[Data about app and page elements]
————————

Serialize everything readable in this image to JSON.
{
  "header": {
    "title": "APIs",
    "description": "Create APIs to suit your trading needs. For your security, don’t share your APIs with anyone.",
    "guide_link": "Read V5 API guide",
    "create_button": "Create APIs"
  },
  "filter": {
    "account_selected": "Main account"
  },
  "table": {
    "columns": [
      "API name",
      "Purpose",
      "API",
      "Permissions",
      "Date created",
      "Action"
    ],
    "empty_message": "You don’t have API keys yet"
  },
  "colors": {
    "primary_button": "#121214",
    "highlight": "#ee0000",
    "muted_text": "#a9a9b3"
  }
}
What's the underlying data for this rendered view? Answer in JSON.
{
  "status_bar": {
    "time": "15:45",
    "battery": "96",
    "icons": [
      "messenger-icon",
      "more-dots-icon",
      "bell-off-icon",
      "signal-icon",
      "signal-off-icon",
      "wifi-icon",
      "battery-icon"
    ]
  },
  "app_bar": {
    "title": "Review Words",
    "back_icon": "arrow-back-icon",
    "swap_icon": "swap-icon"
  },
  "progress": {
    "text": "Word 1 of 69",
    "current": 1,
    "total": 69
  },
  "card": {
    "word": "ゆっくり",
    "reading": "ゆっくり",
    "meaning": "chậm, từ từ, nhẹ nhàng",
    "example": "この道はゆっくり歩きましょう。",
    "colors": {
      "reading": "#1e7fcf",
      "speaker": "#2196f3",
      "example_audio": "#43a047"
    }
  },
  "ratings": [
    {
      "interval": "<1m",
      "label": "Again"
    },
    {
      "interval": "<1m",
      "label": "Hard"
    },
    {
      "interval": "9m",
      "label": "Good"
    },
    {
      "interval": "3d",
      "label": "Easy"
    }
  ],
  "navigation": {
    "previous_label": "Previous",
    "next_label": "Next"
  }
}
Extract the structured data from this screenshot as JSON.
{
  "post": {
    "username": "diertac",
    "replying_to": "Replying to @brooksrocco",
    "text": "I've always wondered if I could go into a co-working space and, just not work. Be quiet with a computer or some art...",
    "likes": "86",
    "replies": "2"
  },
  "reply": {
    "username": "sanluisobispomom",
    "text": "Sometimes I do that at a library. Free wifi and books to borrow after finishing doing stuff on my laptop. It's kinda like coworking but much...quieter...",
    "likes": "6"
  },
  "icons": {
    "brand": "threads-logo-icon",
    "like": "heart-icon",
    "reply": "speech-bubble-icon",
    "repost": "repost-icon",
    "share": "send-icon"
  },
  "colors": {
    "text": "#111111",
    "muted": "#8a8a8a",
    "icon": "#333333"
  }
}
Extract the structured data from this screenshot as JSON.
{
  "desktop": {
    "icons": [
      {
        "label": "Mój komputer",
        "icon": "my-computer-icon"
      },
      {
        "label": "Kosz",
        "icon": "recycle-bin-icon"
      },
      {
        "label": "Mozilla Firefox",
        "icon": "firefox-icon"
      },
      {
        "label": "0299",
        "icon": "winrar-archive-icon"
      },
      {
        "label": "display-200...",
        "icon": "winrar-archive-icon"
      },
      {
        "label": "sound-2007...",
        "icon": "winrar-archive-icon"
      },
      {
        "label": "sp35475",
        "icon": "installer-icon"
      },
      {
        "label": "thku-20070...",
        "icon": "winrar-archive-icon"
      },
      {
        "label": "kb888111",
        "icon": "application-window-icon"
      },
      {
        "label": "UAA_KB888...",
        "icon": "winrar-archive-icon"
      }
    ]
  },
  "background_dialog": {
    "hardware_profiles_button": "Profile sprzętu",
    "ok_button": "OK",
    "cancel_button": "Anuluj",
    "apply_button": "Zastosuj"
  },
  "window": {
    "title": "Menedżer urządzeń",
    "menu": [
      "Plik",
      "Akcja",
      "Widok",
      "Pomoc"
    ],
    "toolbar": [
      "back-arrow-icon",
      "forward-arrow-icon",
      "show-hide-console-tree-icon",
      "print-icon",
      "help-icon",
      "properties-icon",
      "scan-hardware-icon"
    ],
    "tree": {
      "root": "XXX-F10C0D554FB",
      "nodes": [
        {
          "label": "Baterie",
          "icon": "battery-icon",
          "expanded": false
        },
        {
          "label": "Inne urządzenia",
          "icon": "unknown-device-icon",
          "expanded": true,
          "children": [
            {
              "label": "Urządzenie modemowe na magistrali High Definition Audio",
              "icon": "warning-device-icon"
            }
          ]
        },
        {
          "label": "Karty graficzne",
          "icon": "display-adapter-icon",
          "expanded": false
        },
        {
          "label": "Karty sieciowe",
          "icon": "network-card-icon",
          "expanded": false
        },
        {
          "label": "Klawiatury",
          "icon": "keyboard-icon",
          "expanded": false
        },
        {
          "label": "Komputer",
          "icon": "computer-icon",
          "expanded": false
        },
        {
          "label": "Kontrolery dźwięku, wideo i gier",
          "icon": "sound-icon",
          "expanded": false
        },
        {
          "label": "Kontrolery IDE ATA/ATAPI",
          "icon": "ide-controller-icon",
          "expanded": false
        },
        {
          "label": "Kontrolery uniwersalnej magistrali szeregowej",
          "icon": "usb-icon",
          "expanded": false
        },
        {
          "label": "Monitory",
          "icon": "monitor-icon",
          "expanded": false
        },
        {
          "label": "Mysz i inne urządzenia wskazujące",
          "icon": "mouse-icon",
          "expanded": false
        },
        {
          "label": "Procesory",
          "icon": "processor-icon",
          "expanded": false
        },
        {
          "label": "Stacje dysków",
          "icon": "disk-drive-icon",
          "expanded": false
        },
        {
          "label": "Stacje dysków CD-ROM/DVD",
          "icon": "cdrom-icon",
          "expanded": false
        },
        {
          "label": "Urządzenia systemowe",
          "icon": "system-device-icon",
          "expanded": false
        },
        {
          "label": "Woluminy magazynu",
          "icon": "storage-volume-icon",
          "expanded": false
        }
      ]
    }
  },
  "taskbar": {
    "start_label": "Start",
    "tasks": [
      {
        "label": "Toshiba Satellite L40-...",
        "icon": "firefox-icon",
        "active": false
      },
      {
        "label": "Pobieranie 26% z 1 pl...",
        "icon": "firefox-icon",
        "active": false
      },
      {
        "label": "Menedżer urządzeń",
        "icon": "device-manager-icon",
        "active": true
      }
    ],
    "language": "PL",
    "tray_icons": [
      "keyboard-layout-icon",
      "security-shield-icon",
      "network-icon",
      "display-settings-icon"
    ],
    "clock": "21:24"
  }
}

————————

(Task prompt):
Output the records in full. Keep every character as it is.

(Task output):
Serialize everything readable in this image to JSON.
{
  "header": {
    "title": "APIs",
    "description": "Create APIs to suit your trading needs. For your security, don’t share your APIs with anyone.",
    "guide_link": "Read V5 API guide",
    "create_button": "Create APIs"
  },
  "filter": {
    "account_selected": "Main account"
  },
  "table": {
    "columns": [
      "API name",
      "Purpose",
      "API",
      "Permissions",
      "Date created",
      "Action"
    ],
    "empty_message": "You don’t have API keys yet"
  },
  "colors": {
    "primary_button": "#121214",
    "highlight": "#ee0000",
    "muted_text": "#a9a9b3"
  }
}
What's the underlying data for this rendered view? Answer in JSON.
{
  "status_bar": {
    "time": "15:45",
    "battery": "96",
    "icons": [
      "messenger-icon",
      "more-dots-icon",
      "bell-off-icon",
      "signal-icon",
      "signal-off-icon",
      "wifi-icon",
      "battery-icon"
    ]
  },
  "app_bar": {
    "title": "Review Words",
    "back_icon": "arrow-back-icon",
    "swap_icon": "swap-icon"
  },
  "progress": {
    "text": "Word 1 of 69",
    "current": 1,
    "total": 69
  },
  "card": {
    "word": "ゆっくり",
    "reading": "ゆっくり",
    "meaning": "chậm, từ từ, nhẹ nhàng",
    "example": "この道はゆっくり歩きましょう。",
    "colors": {
      "reading": "#1e7fcf",
      "speaker": "#2196f3",
      "example_audio": "#43a047"
    }
  },
  "ratings": [
    {
      "interval": "<1m",
      "label": "Again"
    },
    {
      "interval": "<1m",
      "label": "Hard"
    },
    {
      "interval": "9m",
      "label": "Good"
    },
    {
      "interval": "3d",
      "label": "Easy"
    }
  ],
  "navigation": {
    "previous_label": "Previous",
    "next_label": "Next"
  }
}
Extract the structured data from this screenshot as JSON.
{
  "post": {
    "username": "diertac",
    "replying_to": "Replying to @brooksrocco",
    "text": "I've always wondered if I could go into a co-working space and, just not work. Be quiet with a computer or some art...",
    "likes": "86",
    "replies": "2"
  },
  "reply": {
    "username": "sanluisobispomom",
    "text": "Sometimes I do that at a library. Free wifi and books to borrow after finishing doing stuff on my laptop. It's kinda like coworking but much...quieter...",
    "likes": "6"
  },
  "icons": {
    "brand": "threads-logo-icon",
    "like": "heart-icon",
    "reply": "speech-bubble-icon",
    "repost": "repost-icon",
    "share": "send-icon"
  },
  "colors": {
    "text": "#111111",
    "muted": "#8a8a8a",
    "icon": "#333333"
  }
}
Extract the structured data from this screenshot as JSON.
{
  "desktop": {
    "icons": [
      {
        "label": "Mój komputer",
        "icon": "my-computer-icon"
      },
      {
        "label": "Kosz",
        "icon": "recycle-bin-icon"
      },
      {
        "label": "Mozilla Firefox",
        "icon": "firefox-icon"
      },
      {
        "label": "0299",
        "icon": "winrar-archive-icon"
      },
      {
        "label": "display-200...",
        "icon": "winrar-archive-icon"
      },
      {
        "label": "sound-2007...",
        "icon": "winrar-archive-icon"
      },
      {
        "label": "sp35475",
        "icon": "installer-icon"
      },
      {
        "label": "thku-20070...",
        "icon": "winrar-archive-icon"
      },
      {
        "label": "kb888111",
        "icon": "application-window-icon"
      },
      {
        "label": "UAA_KB888...",
        "icon": "winrar-archive-icon"
      }
    ]
  },
  "background_dialog": {
    "hardware_profiles_button": "Profile sprzętu",
    "ok_button": "OK",
    "cancel_button": "Anuluj",
    "apply_button": "Zastosuj"
  },
  "window": {
    "title": "Menedżer urządzeń",
    "menu": [
      "Plik",
      "Akcja",
      "Widok",
      "Pomoc"
    ],
    "toolbar": [
      "back-arrow-icon",
      "forward-arrow-icon",
      "show-hide-console-tree-icon",
      "print-icon",
      "help-icon",
      "properties-icon",
      "scan-hardware-icon"
    ],
    "tree": {
      "root": "XXX-F10C0D554FB",
      "nodes": [
        {
          "label": "Baterie",
          "icon": "battery-icon",
          "expanded": false
        },
        {
          "label": "Inne urządzenia",
          "icon": "unknown-device-icon",
          "expanded": true,
          "children": [
            {
              "label": "Urządzenie modemowe na magistrali High Definition Audio",
              "icon": "warning-device-icon"
            }
          ]
        },
        {
          "label": "Karty graficzne",
          "icon": "display-adapter-icon",
          "expanded": false
        },
        {
          "label": "Karty sieciowe",
          "icon": "network-card-icon",
          "expanded": false
        },
        {
          "label": "Klawiatury",
          "icon": "keyboard-icon",
          "expanded": false
        },
        {
          "label": "Komputer",
          "icon": "computer-icon",
          "expanded": false
        },
        {
          "label": "Kontrolery dźwięku, wideo i gier",
          "icon": "sound-icon",
          "expanded": false
        },
        {
          "label": "Kontrolery IDE ATA/ATAPI",
          "icon": "ide-controller-icon",
          "expanded": false
        },
        {
          "label": "Kontrolery uniwersalnej magistrali szeregowej",
          "icon": "usb-icon",
          "expanded": false
        },
        {
          "label": "Monitory",
          "icon": "monitor-icon",
          "expanded": false
        },
        {
          "label": "Mysz i inne urządzenia wskazujące",
          "icon": "mouse-icon",
          "expanded": false
        },
        {
          "label": "Procesory",
          "icon": "processor-icon",
          "expanded": false
        },
        {
          "label": "Stacje dysków",
          "icon": "disk-drive-icon",
          "expanded": false
        },
        {
          "label": "Stacje dysków CD-ROM/DVD",
          "icon": "cdrom-icon",
          "expanded": false
        },
        {
          "label": "Urządzenia systemowe",
          "icon": "system-device-icon",
          "expanded": false
        },
        {
          "label": "Woluminy magazynu",
          "icon": "storage-volume-icon",
          "expanded": false
        }
      ]
    }
  },
  "taskbar": {
    "start_label": "Start",
    "tasks": [
      {
        "label": "Toshiba Satellite L40-...",
        "icon": "firefox-icon",
        "active": false
      },
      {
        "label": "Pobieranie 26% z 1 pl...",
        "icon": "firefox-icon",
        "active": false
      },
      {
        "label": "Menedżer urządzeń",
        "icon": "device-manager-icon",
        "active": true
      }
    ],
    "language": "PL",
    "tray_icons": [
      "keyboard-layout-icon",
      "security-shield-icon",
      "network-icon",
      "display-settings-icon"
    ],
    "clock": "21:24"
  }
}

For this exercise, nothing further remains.